When it comes to quickly understanding data, nothing beats a chart. (Most people call charts “graphs”, but technically a graph is a complicated network visualization that looks nothing like what you’d expect, so Excel properly calls them charts.) Our visual senses are powerful, and are able to immediately understand patterns and trends when they are abstracted into the form of bars and lines.

Make sure your pivot table is selected, then in the Insert Tab, click PivotChart. In the next dialogue box, the default is a bar chart; this will work, but it will be easier on the eyes if you select a line chart, then click OK. You may find it easier if you resize the chart so that the bottom x-axis shows intervals of five and ten years, since we tend to think of years in terms of decades. Your screen should look like this:

Again, we’re seeing an increase in the number of unique male names and unique female names per year.

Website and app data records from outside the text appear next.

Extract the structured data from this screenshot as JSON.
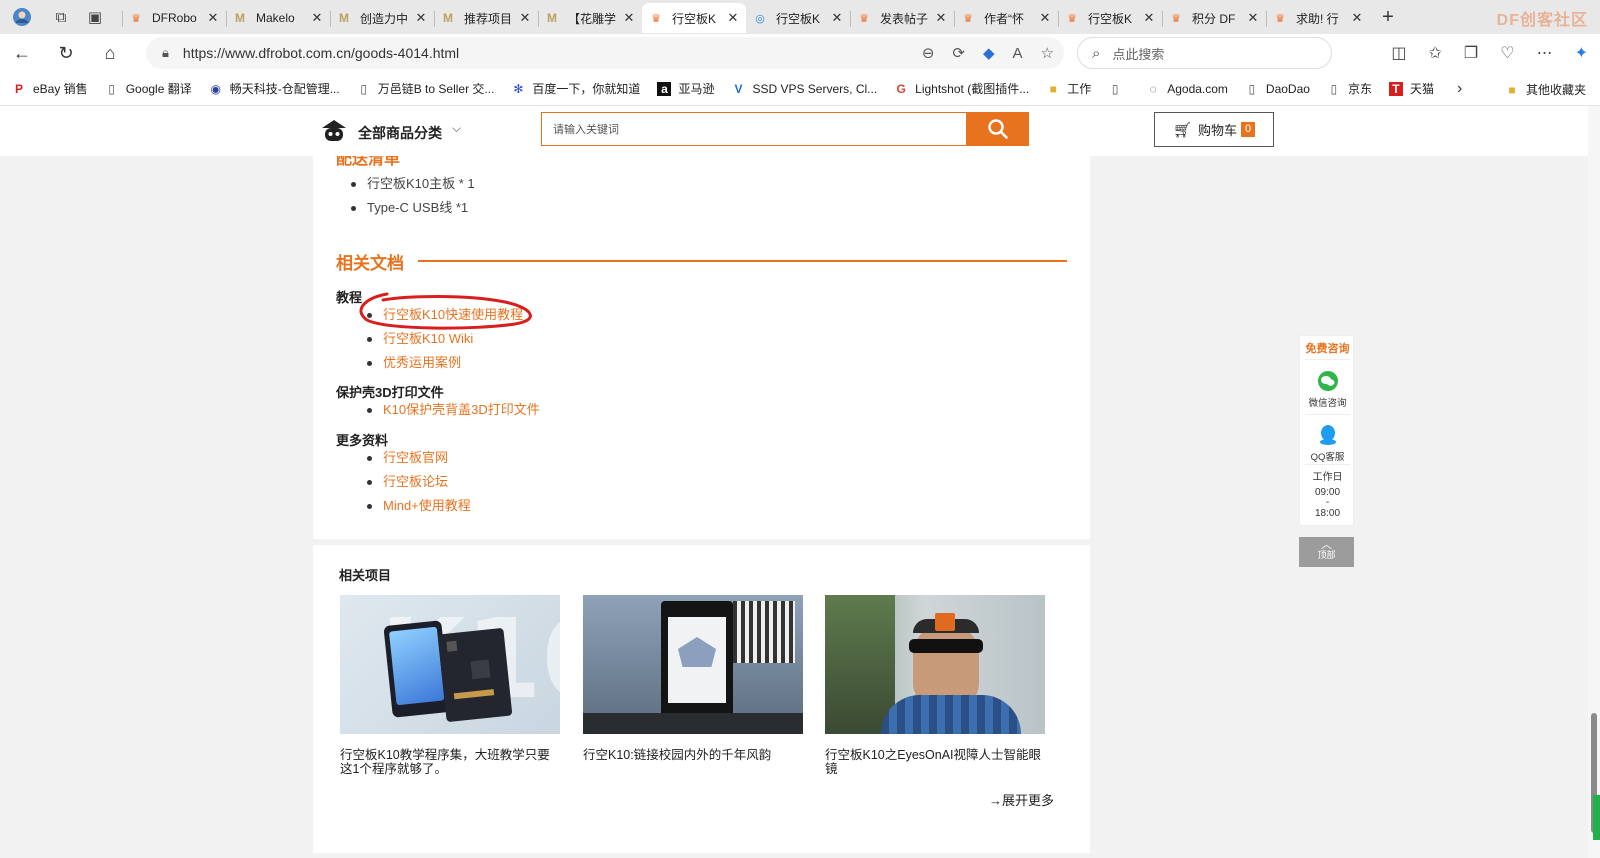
{
  "browser": {
    "tabs": [
      {
        "title": "DFRobo",
        "favicon": "dfrobot"
      },
      {
        "title": "Makelo",
        "favicon": "m"
      },
      {
        "title": "创造力中",
        "favicon": "m"
      },
      {
        "title": "推荐项目",
        "favicon": "m"
      },
      {
        "title": "【花雕学",
        "favicon": "m"
      },
      {
        "title": "行空板K",
        "favicon": "dfrobot",
        "active": true
      },
      {
        "title": "行空板K",
        "favicon": "edge"
      },
      {
        "title": "发表帖子",
        "favicon": "dfrobot"
      },
      {
        "title": "作者“怀",
        "favicon": "dfrobot"
      },
      {
        "title": "行空板K",
        "favicon": "dfrobot"
      },
      {
        "title": "积分 DF",
        "favicon": "dfrobot"
      },
      {
        "title": "求助! 行",
        "favicon": "dfrobot"
      }
    ],
    "tabbar_logo": "DF创客社区",
    "url": "https://www.dfrobot.com.cn/goods-4014.html",
    "search_placeholder": "点此搜索",
    "bookmarks": [
      {
        "label": "eBay 销售",
        "icon": "p-icon"
      },
      {
        "label": "Google 翻译",
        "icon": "page-icon"
      },
      {
        "label": "畅天科技-仓配管理...",
        "icon": "globe-icon"
      },
      {
        "label": "万邑链B to Seller 交...",
        "icon": "page-icon"
      },
      {
        "label": "百度一下，你就知道",
        "icon": "baidu-icon"
      },
      {
        "label": "亚马逊",
        "icon": "amazon-icon"
      },
      {
        "label": "SSD VPS Servers, Cl...",
        "icon": "v-icon"
      },
      {
        "label": "Lightshot (截图插件...",
        "icon": "google-icon"
      },
      {
        "label": "工作",
        "icon": "folder-icon"
      },
      {
        "label": "",
        "icon": "page-icon"
      },
      {
        "label": "Agoda.com",
        "icon": "agoda-icon"
      },
      {
        "label": "DaoDao",
        "icon": "page-icon"
      },
      {
        "label": "京东",
        "icon": "page-icon"
      },
      {
        "label": "天猫",
        "icon": "tmall-icon"
      }
    ],
    "other_bookmarks": "其他收藏夹"
  },
  "site": {
    "category_label": "全部商品分类",
    "search_placeholder": "请输入关键词",
    "cart_label": "购物车",
    "cart_count": "0"
  },
  "content": {
    "cut_heading": "配送清单",
    "package_items": [
      "行空板K10主板 * 1",
      "Type-C USB线 *1"
    ],
    "docs_heading": "相关文档",
    "groups": [
      {
        "label": "教程",
        "links": [
          "行空板K10快速使用教程",
          "行空板K10 Wiki",
          "优秀运用案例"
        ]
      },
      {
        "label": "保护壳3D打印文件",
        "links": [
          "K10保护壳背盖3D打印文件"
        ]
      },
      {
        "label": "更多资料",
        "links": [
          "行空板官网",
          "行空板论坛",
          "Mind+使用教程"
        ]
      }
    ],
    "projects_title": "相关项目",
    "projects": [
      {
        "caption": "行空板K10教学程序集，大班教学只要这1个程序就够了。"
      },
      {
        "caption": "行空K10:链接校园内外的千年风韵"
      },
      {
        "caption": "行空板K10之EyesOnAI视障人士智能眼镜"
      }
    ],
    "more_label": "→展开更多"
  },
  "widget": {
    "consult": "免费咨询",
    "wechat": "微信咨询",
    "qq": "QQ客服",
    "hours_label": "工作日",
    "hours_start": "09:00",
    "hours_sep": "-",
    "hours_end": "18:00",
    "to_top": "顶部"
  },
  "colors": {
    "accent": "#e8731f",
    "annotation": "#d91e1e"
  }
}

But what if you want to know the number of births themselves? With Excel’s pivot table, that’s easy to do. You could modify your single column, but it is usually more informative to add a new column so you can compare, contrast and calculate.

In the right-hand menu, under Choose fields to add to report, drag the bold checkboxed Births down to the VALUES box in the lower right. You now have two columns, Unique Names and Count of Births (Excel has given this column the same default name it did before). Click the downward-facing black triangle to the right of Count of Births in the VALUES box, and select Value Field Settings from the context menu (the menu that pops up when you right-click). In the resulting dialogue box, change the highlighted Count to Sum.

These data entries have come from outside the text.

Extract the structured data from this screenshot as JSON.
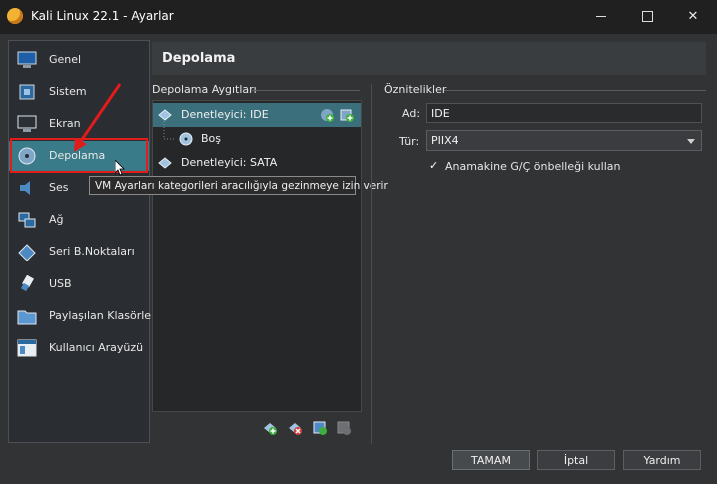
{
  "window": {
    "title": "Kali Linux 22.1 - Ayarlar"
  },
  "titlebar_buttons": {
    "minimize": "minimize-icon",
    "maximize": "maximize-icon",
    "close": "✕"
  },
  "sidebar": {
    "items": [
      {
        "label": "Genel",
        "icon": "monitor-general-icon"
      },
      {
        "label": "Sistem",
        "icon": "chip-icon"
      },
      {
        "label": "Ekran",
        "icon": "display-icon"
      },
      {
        "label": "Depolama",
        "icon": "disk-icon",
        "selected": true
      },
      {
        "label": "Ses",
        "icon": "speaker-icon"
      },
      {
        "label": "Ağ",
        "icon": "network-icon"
      },
      {
        "label": "Seri B.Noktaları",
        "icon": "serial-port-icon"
      },
      {
        "label": "USB",
        "icon": "usb-icon"
      },
      {
        "label": "Paylaşılan Klasörler",
        "icon": "folder-icon"
      },
      {
        "label": "Kullanıcı Arayüzü",
        "icon": "window-ui-icon"
      }
    ]
  },
  "page": {
    "heading": "Depolama"
  },
  "storage": {
    "group_label": "Depolama Aygıtları",
    "tree": [
      {
        "label": "Denetleyici: IDE",
        "selected": true
      },
      {
        "label": "Boş"
      },
      {
        "label": "Denetleyici: SATA"
      }
    ],
    "tooltip": "VM Ayarları kategorileri aracılığıyla gezinmeye izin verir"
  },
  "attributes": {
    "group_label": "Öznitelikler",
    "name_label": "Ad:",
    "name_value": "IDE",
    "type_label": "Tür:",
    "type_value": "PIIX4",
    "checkbox_label": "Anamakine G/Ç önbelleği kullan",
    "checkbox_checked": true
  },
  "buttons": {
    "ok": "TAMAM",
    "cancel": "İptal",
    "help": "Yardım"
  },
  "colors": {
    "selection": "#3a7b8a",
    "highlight_box": "#e21b1b",
    "arrow": "#e21b1b"
  }
}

Your new column’s header name is wrong, so click in its cell and type Number of Births (just “Births” would have been fine, but Excel won’t let you give a pivot chart column the same name as one of the columns it’s based on). A new line has been added to your pivot chart, but because the number of births is so much greater than the number of names, it’s compressed down to near the x-axis. The solution for this is to put it on a secondary y-axis. Click on the compressed series so it’s selected. Right-click and choose Format Data Series from the context menu. Then, choose the Secondary Axis radio button, and click the X in the top right of the Format Data Series panel to dismiss it. Now you should see this:

If you see something different, don’t panic. Go back and follow the steps closely, using this screen as a guide to what you should see.

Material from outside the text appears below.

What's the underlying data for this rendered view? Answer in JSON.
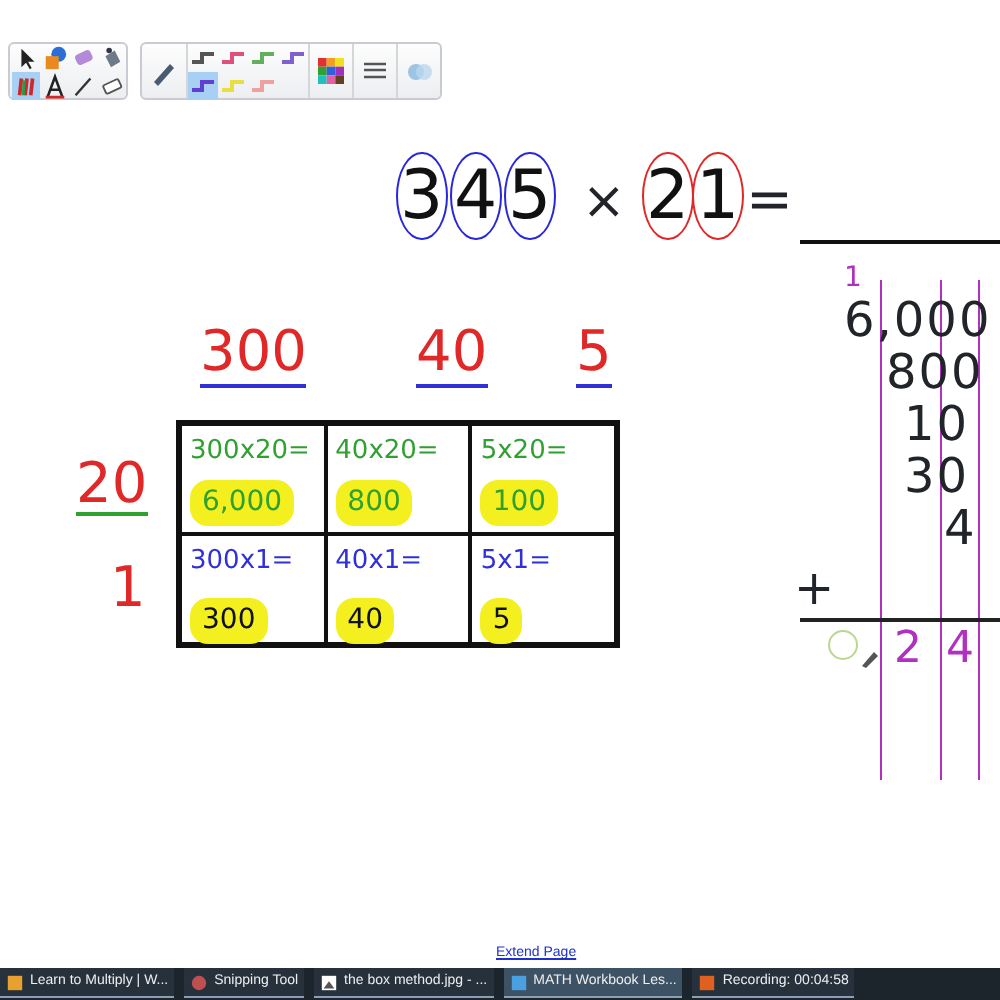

Let’s study the shapes of the Unique Names line (in blue in the figure above) and the Number of Births line (in orange above). They both have a generally increasing direction, as you would expect, and often move in tandem (especially from 1910 to 1935 and 1975 to 2000). The number of births increases rapidly during the Baby Boom starting around 1940, peaks around 1960, and peaks again around 1990 and 2005.

Another Sanity Check

Whenever possible, it’s a good idea to get a second opinion about data: you weren’t involved in its collection or curation, so you can’t vouch for its accuracy. Just because a government department publishes a dataset, doesn’t mean you should trust everything in it 100%. (Please believe me, I speak from experience!)

In this case, it’s easy to double-check. Googling the terms ‘California birth rate’ leads us to the California Department of Public Health, and documents such as this one -- http://www.cdph.ca.gov/data/statistics/Documents/VSC-2005-0201.pdf -- which show the same trends (after 1960, anyway, where the CDPH data starts) as in the Baby Names data. However, it appears that the overall number of births is greater in the CDPH records than in the dataset we’re working on. For example, in 1990, the Baby Names data shows about 550,000 births, while the CDPH shows 611,666.

That’s why it’s a good idea to know your dataset, and read up about how it was collected and what it contains (or what it leaves out). The background information given by the Social Security Administration about this dataset at http://www.ssa.gov/oact/babynames/background.html and http://www.ssa.gov/oact/babynames/limits.html points out that any names with fewer than five births is left out, to protect the privacy of the names’ holders. So it’s plausible that the 60,000 missing births split among people who shared their name with fewer than five other people.